[Contents][Index]


Footnotes

(1)

What You See Is What You Get

(2)

Jerome H. Saltzer, a grad student then, later a Professor of Electrical Engineering, now retired. Saltzer’s PhD thesis was the first application for RUNOFF and is available from the MIT Libraries.

(3)

The same is true for the other main macro packages that come with groff: man, mdoc, ms, mm, and mandoc. This won’t work in general; for example, to load trace.tmac, either ‘-mtrace’ or ‘-m trace must be used.

(4)

This section is derived from Writing Papers with nroff using -me by Eric P. Allman.

(5)

If you need finer granularity of the vertical space, use the pvs request (see Changing Type Sizes).

(6)

Note that the use of a ‘.ll length’ request to initialize the line length, prior to use of the ‘TH’ macro, is supported for backward compatibility with some versions of the man program. Always use the -rLL=length option, or an equivalent ‘.nr LL length’ request, in preference to such a ‘.ll length’ request. In particular, note that in nroff mode, the request ‘.ll 65n’, (with any length expression that evaluates equal to 65n, i.e., the formatter’s default line length in nroff mode), does not set the line length to 65n (it is adjusted to the man macro package’s default setting of 78n), whereas the use of the -rLL=65n option, or the ‘.nr LL 65n’ request does establish a line length of 65n.

(7)

Actually, only the title is required.

(8)

For an explanation what special characters are see Special Characters.

(9)

those that specify vertical or horizontal motion or a type size

(10)

Note that, for example, ‘!(-1)’ evaluates to ‘true’ because gtroff treats both negative numbers and zero as ‘false’.

(11)

Plan 9’s troff implementation also allows tabs for argument separation – gtroff intentionally doesn’t support this.

(12)

The last solution, i.e., using escaped spaces, is “classical” in the sense that it can be found in most troff documents. Nevertheless, it is not optimal in all situations, since ‘ inserts a fixed-width, non-breaking space character that can’t stretch. gtroff provides a different command \~ to insert a stretchable, non-breaking space.

(13)

Unfortunately, this is a lie. But hopefully future gtroff hackers will believe it :-)

(14)

Soft hyphen character is a misnomer since it is an output glyph.

(15)

Tab repetition character is a misnomer since it is an output glyph.

(16)

Leader repetition character is a misnomer since it is an output glyph.

(17)

Note that a one-character symbol is not the same as an input character, i.e., the character a is not the same as \[a]. By default, groff defines only a single one-character symbol, \[-]; it is usually accessed as \-. On the other hand, gtroff has the special feature that \[charXXX] is the same as the input character with character code XXX. For example, \[char97] is identical to the letter a if ASCII encoding is active.

(18)

\C is actually a misnomer since it accesses an output glyph.

(19)

Note that the output glyphs themselves don’t have such properties.
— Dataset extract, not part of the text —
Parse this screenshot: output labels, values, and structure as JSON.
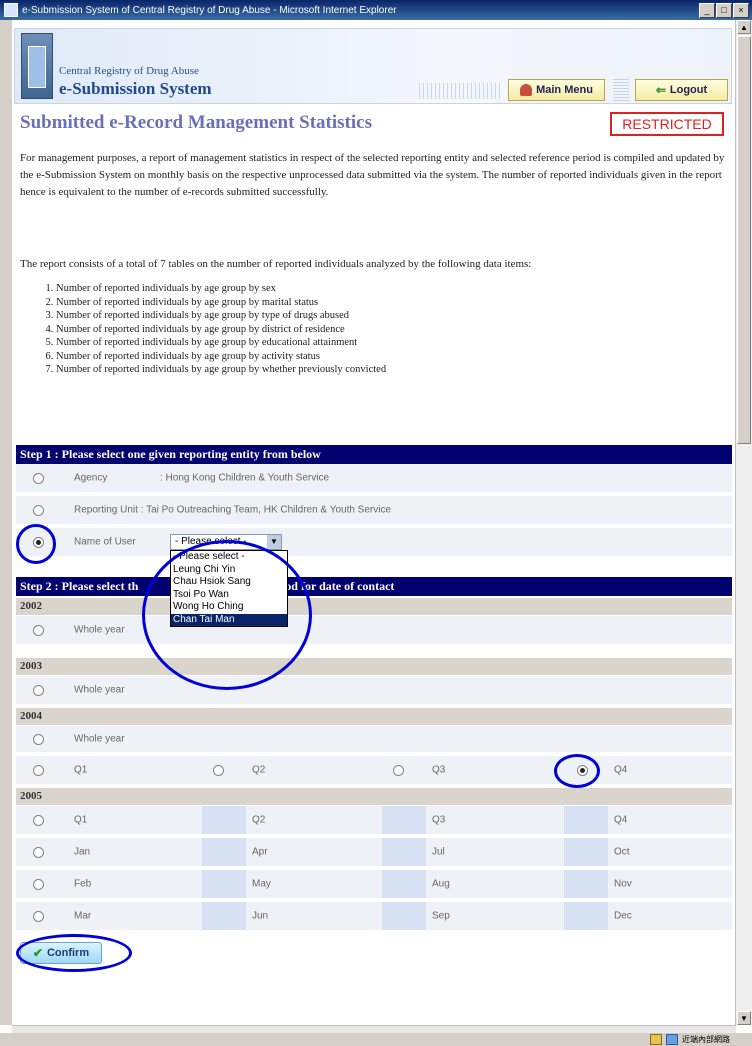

For gtroff, a glyph is a numbered box with a given width, depth, and height, nothing else. All manipulations with the cflags request work on the input level.

(20)

char is a misnomer since an output glyph is defined.

(21)

This is usually the parenthesis. Note that in most cases the real dimensions of the glyphs in a font are not related to its type size! For example, the standard POSTSCRIPT font families ‘Times Roman’, ‘Helvetica’, and ‘Courier’ can’t be used together at 10pt; to get acceptable output, the size of ‘Helvetica’ has to be reduced by one point, and the size of ‘Courier’ must be increased by one point.

(22)

The created output nodes must be identical. See Gtroff Internals.

(23)

The name of this conditional operator is a misnomer since it tests names of output glyphs.

(24)

While it is possible to define and call a macro ‘.’ with

.de .
.  tm foo
..
.
..    \" This calls macro `.'!

you can’t use this as the end-of-macro macro: during a macro definition, ‘..’ is never handled as a call to ‘.’, even if you say ‘.de foo .’ explicitly.

(25)

Margin character is a misnomer since it is an output glyph.

(26)

Except the escapes \f, \F, \H, \m, \M, \R, \s, and \S, which are processed immediately if not in copy-in mode.

(27)

char is a misnomer since it reports missing glyphs – there aren’t missing input characters, only invalid ones.

(28)

To be completely independent of the current escape character, use \(rs, which represents a reverse solidus (backslash) glyph.

(29)

The parser and postprocessor for intermediate output can be found in the file
groff-source-dir/src/libs/libdriver/input.cpp.

(30)

c’ is actually a misnomer since it outputs a glyph.

(31)

Plan 9 troff has also abandoned the binary format.

(32)

This keyword is misnamed since it starts a list of ordered glyphs, not characters.

(33)

The distinction between input, characters, and output, glyphs, is not clearly separated in the terminology of groff; for example, the char request should be called glyph since it defines an output entity.


  [Contents][Index]